START Records
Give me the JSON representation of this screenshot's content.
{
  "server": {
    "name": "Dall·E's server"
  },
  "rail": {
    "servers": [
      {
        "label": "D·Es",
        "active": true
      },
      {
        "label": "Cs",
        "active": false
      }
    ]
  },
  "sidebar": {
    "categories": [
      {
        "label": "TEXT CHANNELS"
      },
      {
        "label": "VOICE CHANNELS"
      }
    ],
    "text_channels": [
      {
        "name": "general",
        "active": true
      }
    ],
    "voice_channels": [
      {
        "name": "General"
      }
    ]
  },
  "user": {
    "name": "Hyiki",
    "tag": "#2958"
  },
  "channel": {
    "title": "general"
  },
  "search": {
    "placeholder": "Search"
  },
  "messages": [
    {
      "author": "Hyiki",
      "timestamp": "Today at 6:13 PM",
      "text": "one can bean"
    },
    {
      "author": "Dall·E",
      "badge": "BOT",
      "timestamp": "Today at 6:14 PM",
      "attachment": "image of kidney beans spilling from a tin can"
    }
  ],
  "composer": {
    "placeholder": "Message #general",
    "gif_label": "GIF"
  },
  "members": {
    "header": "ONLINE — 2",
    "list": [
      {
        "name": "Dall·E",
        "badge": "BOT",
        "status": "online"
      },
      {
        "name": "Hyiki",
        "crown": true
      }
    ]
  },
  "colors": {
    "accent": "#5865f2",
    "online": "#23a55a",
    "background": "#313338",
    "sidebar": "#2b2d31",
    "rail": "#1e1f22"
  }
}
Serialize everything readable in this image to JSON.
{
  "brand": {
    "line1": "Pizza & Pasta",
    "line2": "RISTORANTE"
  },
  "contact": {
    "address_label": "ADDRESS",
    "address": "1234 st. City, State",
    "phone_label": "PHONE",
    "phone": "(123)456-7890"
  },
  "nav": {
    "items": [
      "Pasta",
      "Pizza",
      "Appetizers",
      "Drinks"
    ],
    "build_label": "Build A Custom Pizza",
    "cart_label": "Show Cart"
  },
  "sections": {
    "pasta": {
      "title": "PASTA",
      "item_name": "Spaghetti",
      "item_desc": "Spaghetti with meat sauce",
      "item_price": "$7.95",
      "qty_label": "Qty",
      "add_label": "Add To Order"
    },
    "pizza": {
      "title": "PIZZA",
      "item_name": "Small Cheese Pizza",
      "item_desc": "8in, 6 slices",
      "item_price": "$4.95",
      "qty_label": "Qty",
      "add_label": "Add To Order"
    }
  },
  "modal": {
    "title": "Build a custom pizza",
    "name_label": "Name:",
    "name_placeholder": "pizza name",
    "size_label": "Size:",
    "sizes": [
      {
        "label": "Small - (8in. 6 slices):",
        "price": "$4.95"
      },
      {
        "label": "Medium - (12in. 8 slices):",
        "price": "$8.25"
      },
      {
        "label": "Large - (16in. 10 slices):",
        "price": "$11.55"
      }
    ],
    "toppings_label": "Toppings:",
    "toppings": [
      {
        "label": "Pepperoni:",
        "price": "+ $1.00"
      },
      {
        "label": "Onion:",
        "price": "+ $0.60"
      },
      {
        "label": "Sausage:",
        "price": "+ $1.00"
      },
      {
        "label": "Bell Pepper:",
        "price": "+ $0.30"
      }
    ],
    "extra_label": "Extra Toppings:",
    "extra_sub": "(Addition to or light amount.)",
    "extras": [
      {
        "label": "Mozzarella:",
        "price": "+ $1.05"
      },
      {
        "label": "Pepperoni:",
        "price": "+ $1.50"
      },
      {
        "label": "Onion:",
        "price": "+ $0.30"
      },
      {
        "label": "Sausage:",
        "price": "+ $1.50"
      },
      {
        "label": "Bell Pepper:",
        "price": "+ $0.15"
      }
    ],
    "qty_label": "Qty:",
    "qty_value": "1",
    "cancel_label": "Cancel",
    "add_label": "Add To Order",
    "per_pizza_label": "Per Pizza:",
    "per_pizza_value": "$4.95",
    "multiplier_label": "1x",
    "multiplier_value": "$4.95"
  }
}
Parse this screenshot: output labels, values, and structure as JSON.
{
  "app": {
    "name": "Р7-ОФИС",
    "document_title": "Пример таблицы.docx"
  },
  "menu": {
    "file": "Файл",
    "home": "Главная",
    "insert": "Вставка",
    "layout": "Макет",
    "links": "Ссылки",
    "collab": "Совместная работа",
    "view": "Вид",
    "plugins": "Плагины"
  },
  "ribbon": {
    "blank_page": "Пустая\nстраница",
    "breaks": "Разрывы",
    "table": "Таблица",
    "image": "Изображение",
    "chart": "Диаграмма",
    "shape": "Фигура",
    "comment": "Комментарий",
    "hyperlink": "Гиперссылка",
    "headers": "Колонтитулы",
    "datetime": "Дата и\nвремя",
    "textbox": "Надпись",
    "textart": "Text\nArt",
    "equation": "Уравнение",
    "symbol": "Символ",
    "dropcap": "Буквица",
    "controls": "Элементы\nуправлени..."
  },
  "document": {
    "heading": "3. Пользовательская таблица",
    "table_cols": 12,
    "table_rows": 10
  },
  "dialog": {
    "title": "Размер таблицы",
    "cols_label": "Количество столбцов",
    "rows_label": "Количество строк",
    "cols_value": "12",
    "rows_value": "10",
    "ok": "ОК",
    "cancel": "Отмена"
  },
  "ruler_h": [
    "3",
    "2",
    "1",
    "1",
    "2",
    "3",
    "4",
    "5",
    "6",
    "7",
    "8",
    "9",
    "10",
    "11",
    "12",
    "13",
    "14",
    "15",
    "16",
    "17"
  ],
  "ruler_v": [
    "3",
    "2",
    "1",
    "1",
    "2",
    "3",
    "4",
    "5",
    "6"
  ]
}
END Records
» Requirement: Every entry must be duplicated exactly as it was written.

» Solved exercise:
Give me the JSON representation of this screenshot's content.
{
  "server": {
    "name": "Dall·E's server"
  },
  "rail": {
    "servers": [
      {
        "label": "D·Es",
        "active": true
      },
      {
        "label": "Cs",
        "active": false
      }
    ]
  },
  "sidebar": {
    "categories": [
      {
        "label": "TEXT CHANNELS"
      },
      {
        "label": "VOICE CHANNELS"
      }
    ],
    "text_channels": [
      {
        "name": "general",
        "active": true
      }
    ],
    "voice_channels": [
      {
        "name": "General"
      }
    ]
  },
  "user": {
    "name": "Hyiki",
    "tag": "#2958"
  },
  "channel": {
    "title": "general"
  },
  "search": {
    "placeholder": "Search"
  },
  "messages": [
    {
      "author": "Hyiki",
      "timestamp": "Today at 6:13 PM",
      "text": "one can bean"
    },
    {
      "author": "Dall·E",
      "badge": "BOT",
      "timestamp": "Today at 6:14 PM",
      "attachment": "image of kidney beans spilling from a tin can"
    }
  ],
  "composer": {
    "placeholder": "Message #general",
    "gif_label": "GIF"
  },
  "members": {
    "header": "ONLINE — 2",
    "list": [
      {
        "name": "Dall·E",
        "badge": "BOT",
        "status": "online"
      },
      {
        "name": "Hyiki",
        "crown": true
      }
    ]
  },
  "colors": {
    "accent": "#5865f2",
    "online": "#23a55a",
    "background": "#313338",
    "sidebar": "#2b2d31",
    "rail": "#1e1f22"
  }
}
Serialize everything readable in this image to JSON.
{
  "brand": {
    "line1": "Pizza & Pasta",
    "line2": "RISTORANTE"
  },
  "contact": {
    "address_label": "ADDRESS",
    "address": "1234 st. City, State",
    "phone_label": "PHONE",
    "phone": "(123)456-7890"
  },
  "nav": {
    "items": [
      "Pasta",
      "Pizza",
      "Appetizers",
      "Drinks"
    ],
    "build_label": "Build A Custom Pizza",
    "cart_label": "Show Cart"
  },
  "sections": {
    "pasta": {
      "title": "PASTA",
      "item_name": "Spaghetti",
      "item_desc": "Spaghetti with meat sauce",
      "item_price": "$7.95",
      "qty_label": "Qty",
      "add_label": "Add To Order"
    },
    "pizza": {
      "title": "PIZZA",
      "item_name": "Small Cheese Pizza",
      "item_desc": "8in, 6 slices",
      "item_price": "$4.95",
      "qty_label": "Qty",
      "add_label": "Add To Order"
    }
  },
  "modal": {
    "title": "Build a custom pizza",
    "name_label": "Name:",
    "name_placeholder": "pizza name",
    "size_label": "Size:",
    "sizes": [
      {
        "label": "Small - (8in. 6 slices):",
        "price": "$4.95"
      },
      {
        "label": "Medium - (12in. 8 slices):",
        "price": "$8.25"
      },
      {
        "label": "Large - (16in. 10 slices):",
        "price": "$11.55"
      }
    ],
    "toppings_label": "Toppings:",
    "toppings": [
      {
        "label": "Pepperoni:",
        "price": "+ $1.00"
      },
      {
        "label": "Onion:",
        "price": "+ $0.60"
      },
      {
        "label": "Sausage:",
        "price": "+ $1.00"
      },
      {
        "label": "Bell Pepper:",
        "price": "+ $0.30"
      }
    ],
    "extra_label": "Extra Toppings:",
    "extra_sub": "(Addition to or light amount.)",
    "extras": [
      {
        "label": "Mozzarella:",
        "price": "+ $1.05"
      },
      {
        "label": "Pepperoni:",
        "price": "+ $1.50"
      },
      {
        "label": "Onion:",
        "price": "+ $0.30"
      },
      {
        "label": "Sausage:",
        "price": "+ $1.50"
      },
      {
        "label": "Bell Pepper:",
        "price": "+ $0.15"
      }
    ],
    "qty_label": "Qty:",
    "qty_value": "1",
    "cancel_label": "Cancel",
    "add_label": "Add To Order",
    "per_pizza_label": "Per Pizza:",
    "per_pizza_value": "$4.95",
    "multiplier_label": "1x",
    "multiplier_value": "$4.95"
  }
}
Parse this screenshot: output labels, values, and structure as JSON.
{
  "app": {
    "name": "Р7-ОФИС",
    "document_title": "Пример таблицы.docx"
  },
  "menu": {
    "file": "Файл",
    "home": "Главная",
    "insert": "Вставка",
    "layout": "Макет",
    "links": "Ссылки",
    "collab": "Совместная работа",
    "view": "Вид",
    "plugins": "Плагины"
  },
  "ribbon": {
    "blank_page": "Пустая\nстраница",
    "breaks": "Разрывы",
    "table": "Таблица",
    "image": "Изображение",
    "chart": "Диаграмма",
    "shape": "Фигура",
    "comment": "Комментарий",
    "hyperlink": "Гиперссылка",
    "headers": "Колонтитулы",
    "datetime": "Дата и\nвремя",
    "textbox": "Надпись",
    "textart": "Text\nArt",
    "equation": "Уравнение",
    "symbol": "Символ",
    "dropcap": "Буквица",
    "controls": "Элементы\nуправлени..."
  },
  "document": {
    "heading": "3. Пользовательская таблица",
    "table_cols": 12,
    "table_rows": 10
  },
  "dialog": {
    "title": "Размер таблицы",
    "cols_label": "Количество столбцов",
    "rows_label": "Количество строк",
    "cols_value": "12",
    "rows_value": "10",
    "ok": "ОК",
    "cancel": "Отмена"
  },
  "ruler_h": [
    "3",
    "2",
    "1",
    "1",
    "2",
    "3",
    "4",
    "5",
    "6",
    "7",
    "8",
    "9",
    "10",
    "11",
    "12",
    "13",
    "14",
    "15",
    "16",
    "17"
  ],
  "ruler_v": [
    "3",
    "2",
    "1",
    "1",
    "2",
    "3",
    "4",
    "5",
    "6"
  ]
}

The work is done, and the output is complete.